EXERCISE AIM:
Reproduce the records precisely. Every line should be included.

Top of AVAILABLE RECORDS

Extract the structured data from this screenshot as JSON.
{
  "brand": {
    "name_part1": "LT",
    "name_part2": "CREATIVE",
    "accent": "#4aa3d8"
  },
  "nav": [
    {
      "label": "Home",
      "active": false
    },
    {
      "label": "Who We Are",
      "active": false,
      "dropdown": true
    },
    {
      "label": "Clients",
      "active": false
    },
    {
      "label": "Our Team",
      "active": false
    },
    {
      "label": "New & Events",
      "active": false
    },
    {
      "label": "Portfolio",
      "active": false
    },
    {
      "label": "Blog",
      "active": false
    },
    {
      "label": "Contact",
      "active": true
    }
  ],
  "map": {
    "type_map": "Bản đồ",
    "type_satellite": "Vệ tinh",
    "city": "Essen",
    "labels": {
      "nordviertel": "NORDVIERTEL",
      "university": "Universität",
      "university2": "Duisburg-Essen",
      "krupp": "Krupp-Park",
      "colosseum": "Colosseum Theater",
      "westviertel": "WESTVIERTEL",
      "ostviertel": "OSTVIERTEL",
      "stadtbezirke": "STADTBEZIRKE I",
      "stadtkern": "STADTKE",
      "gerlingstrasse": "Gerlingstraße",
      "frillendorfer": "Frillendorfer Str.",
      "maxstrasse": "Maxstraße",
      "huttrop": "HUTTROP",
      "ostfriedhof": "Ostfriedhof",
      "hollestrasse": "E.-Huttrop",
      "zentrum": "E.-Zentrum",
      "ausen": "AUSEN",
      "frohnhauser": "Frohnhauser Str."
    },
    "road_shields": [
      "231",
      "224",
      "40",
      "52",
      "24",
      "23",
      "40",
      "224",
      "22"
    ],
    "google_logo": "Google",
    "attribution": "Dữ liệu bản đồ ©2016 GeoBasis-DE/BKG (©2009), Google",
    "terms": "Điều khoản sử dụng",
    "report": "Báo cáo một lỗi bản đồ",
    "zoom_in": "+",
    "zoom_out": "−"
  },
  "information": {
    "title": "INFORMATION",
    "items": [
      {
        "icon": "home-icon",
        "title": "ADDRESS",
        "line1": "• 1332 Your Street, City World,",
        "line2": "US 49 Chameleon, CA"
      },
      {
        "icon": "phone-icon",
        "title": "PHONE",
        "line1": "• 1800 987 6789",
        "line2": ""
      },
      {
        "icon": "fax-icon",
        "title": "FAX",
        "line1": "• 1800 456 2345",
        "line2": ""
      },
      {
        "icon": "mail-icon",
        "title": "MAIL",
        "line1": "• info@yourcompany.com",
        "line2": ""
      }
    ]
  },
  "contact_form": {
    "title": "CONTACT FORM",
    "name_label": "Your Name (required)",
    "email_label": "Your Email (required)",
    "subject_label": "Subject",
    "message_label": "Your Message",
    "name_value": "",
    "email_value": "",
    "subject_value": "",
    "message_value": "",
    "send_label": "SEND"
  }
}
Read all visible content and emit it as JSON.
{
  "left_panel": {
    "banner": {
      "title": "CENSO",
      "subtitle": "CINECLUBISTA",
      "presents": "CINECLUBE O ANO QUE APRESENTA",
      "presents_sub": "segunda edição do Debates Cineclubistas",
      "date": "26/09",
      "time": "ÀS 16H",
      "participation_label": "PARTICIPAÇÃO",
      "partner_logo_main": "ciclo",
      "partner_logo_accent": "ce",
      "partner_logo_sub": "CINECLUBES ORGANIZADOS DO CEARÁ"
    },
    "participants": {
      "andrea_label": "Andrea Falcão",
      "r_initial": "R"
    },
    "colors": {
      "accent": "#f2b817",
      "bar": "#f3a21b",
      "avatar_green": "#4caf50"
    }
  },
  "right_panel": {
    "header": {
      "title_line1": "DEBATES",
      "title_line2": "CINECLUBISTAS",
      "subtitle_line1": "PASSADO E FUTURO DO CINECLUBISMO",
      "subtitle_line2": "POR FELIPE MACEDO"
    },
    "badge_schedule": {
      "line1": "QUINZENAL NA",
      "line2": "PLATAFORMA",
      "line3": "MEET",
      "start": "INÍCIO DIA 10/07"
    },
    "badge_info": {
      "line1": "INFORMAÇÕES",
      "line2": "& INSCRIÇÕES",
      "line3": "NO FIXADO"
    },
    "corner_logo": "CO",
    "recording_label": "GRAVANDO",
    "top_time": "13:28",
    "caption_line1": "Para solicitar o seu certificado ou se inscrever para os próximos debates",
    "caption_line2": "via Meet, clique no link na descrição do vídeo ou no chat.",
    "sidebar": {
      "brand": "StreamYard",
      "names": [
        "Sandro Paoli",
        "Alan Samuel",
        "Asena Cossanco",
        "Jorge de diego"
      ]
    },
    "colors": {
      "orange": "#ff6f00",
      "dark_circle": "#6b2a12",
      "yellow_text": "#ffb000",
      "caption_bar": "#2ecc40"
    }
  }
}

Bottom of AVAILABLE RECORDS

REPLY:
Extract the structured data from this screenshot as JSON.
{
  "brand": {
    "name_part1": "LT",
    "name_part2": "CREATIVE",
    "accent": "#4aa3d8"
  },
  "nav": [
    {
      "label": "Home",
      "active": false
    },
    {
      "label": "Who We Are",
      "active": false,
      "dropdown": true
    },
    {
      "label": "Clients",
      "active": false
    },
    {
      "label": "Our Team",
      "active": false
    },
    {
      "label": "New & Events",
      "active": false
    },
    {
      "label": "Portfolio",
      "active": false
    },
    {
      "label": "Blog",
      "active": false
    },
    {
      "label": "Contact",
      "active": true
    }
  ],
  "map": {
    "type_map": "Bản đồ",
    "type_satellite": "Vệ tinh",
    "city": "Essen",
    "labels": {
      "nordviertel": "NORDVIERTEL",
      "university": "Universität",
      "university2": "Duisburg-Essen",
      "krupp": "Krupp-Park",
      "colosseum": "Colosseum Theater",
      "westviertel": "WESTVIERTEL",
      "ostviertel": "OSTVIERTEL",
      "stadtbezirke": "STADTBEZIRKE I",
      "stadtkern": "STADTKE",
      "gerlingstrasse": "Gerlingstraße",
      "frillendorfer": "Frillendorfer Str.",
      "maxstrasse": "Maxstraße",
      "huttrop": "HUTTROP",
      "ostfriedhof": "Ostfriedhof",
      "hollestrasse": "E.-Huttrop",
      "zentrum": "E.-Zentrum",
      "ausen": "AUSEN",
      "frohnhauser": "Frohnhauser Str."
    },
    "road_shields": [
      "231",
      "224",
      "40",
      "52",
      "24",
      "23",
      "40",
      "224",
      "22"
    ],
    "google_logo": "Google",
    "attribution": "Dữ liệu bản đồ ©2016 GeoBasis-DE/BKG (©2009), Google",
    "terms": "Điều khoản sử dụng",
    "report": "Báo cáo một lỗi bản đồ",
    "zoom_in": "+",
    "zoom_out": "−"
  },
  "information": {
    "title": "INFORMATION",
    "items": [
      {
        "icon": "home-icon",
        "title": "ADDRESS",
        "line1": "• 1332 Your Street, City World,",
        "line2": "US 49 Chameleon, CA"
      },
      {
        "icon": "phone-icon",
        "title": "PHONE",
        "line1": "• 1800 987 6789",
        "line2": ""
      },
      {
        "icon": "fax-icon",
        "title": "FAX",
        "line1": "• 1800 456 2345",
        "line2": ""
      },
      {
        "icon": "mail-icon",
        "title": "MAIL",
        "line1": "• info@yourcompany.com",
        "line2": ""
      }
    ]
  },
  "contact_form": {
    "title": "CONTACT FORM",
    "name_label": "Your Name (required)",
    "email_label": "Your Email (required)",
    "subject_label": "Subject",
    "message_label": "Your Message",
    "name_value": "",
    "email_value": "",
    "subject_value": "",
    "message_value": "",
    "send_label": "SEND"
  }
}
Read all visible content and emit it as JSON.
{
  "left_panel": {
    "banner": {
      "title": "CENSO",
      "subtitle": "CINECLUBISTA",
      "presents": "CINECLUBE O ANO QUE APRESENTA",
      "presents_sub": "segunda edição do Debates Cineclubistas",
      "date": "26/09",
      "time": "ÀS 16H",
      "participation_label": "PARTICIPAÇÃO",
      "partner_logo_main": "ciclo",
      "partner_logo_accent": "ce",
      "partner_logo_sub": "CINECLUBES ORGANIZADOS DO CEARÁ"
    },
    "participants": {
      "andrea_label": "Andrea Falcão",
      "r_initial": "R"
    },
    "colors": {
      "accent": "#f2b817",
      "bar": "#f3a21b",
      "avatar_green": "#4caf50"
    }
  },
  "right_panel": {
    "header": {
      "title_line1": "DEBATES",
      "title_line2": "CINECLUBISTAS",
      "subtitle_line1": "PASSADO E FUTURO DO CINECLUBISMO",
      "subtitle_line2": "POR FELIPE MACEDO"
    },
    "badge_schedule": {
      "line1": "QUINZENAL NA",
      "line2": "PLATAFORMA",
      "line3": "MEET",
      "start": "INÍCIO DIA 10/07"
    },
    "badge_info": {
      "line1": "INFORMAÇÕES",
      "line2": "& INSCRIÇÕES",
      "line3": "NO FIXADO"
    },
    "corner_logo": "CO",
    "recording_label": "GRAVANDO",
    "top_time": "13:28",
    "caption_line1": "Para solicitar o seu certificado ou se inscrever para os próximos debates",
    "caption_line2": "via Meet, clique no link na descrição do vídeo ou no chat.",
    "sidebar": {
      "brand": "StreamYard",
      "names": [
        "Sandro Paoli",
        "Alan Samuel",
        "Asena Cossanco",
        "Jorge de diego"
      ]
    },
    "colors": {
      "orange": "#ff6f00",
      "dark_circle": "#6b2a12",
      "yellow_text": "#ffb000",
      "caption_bar": "#2ecc40"
    }
  }
}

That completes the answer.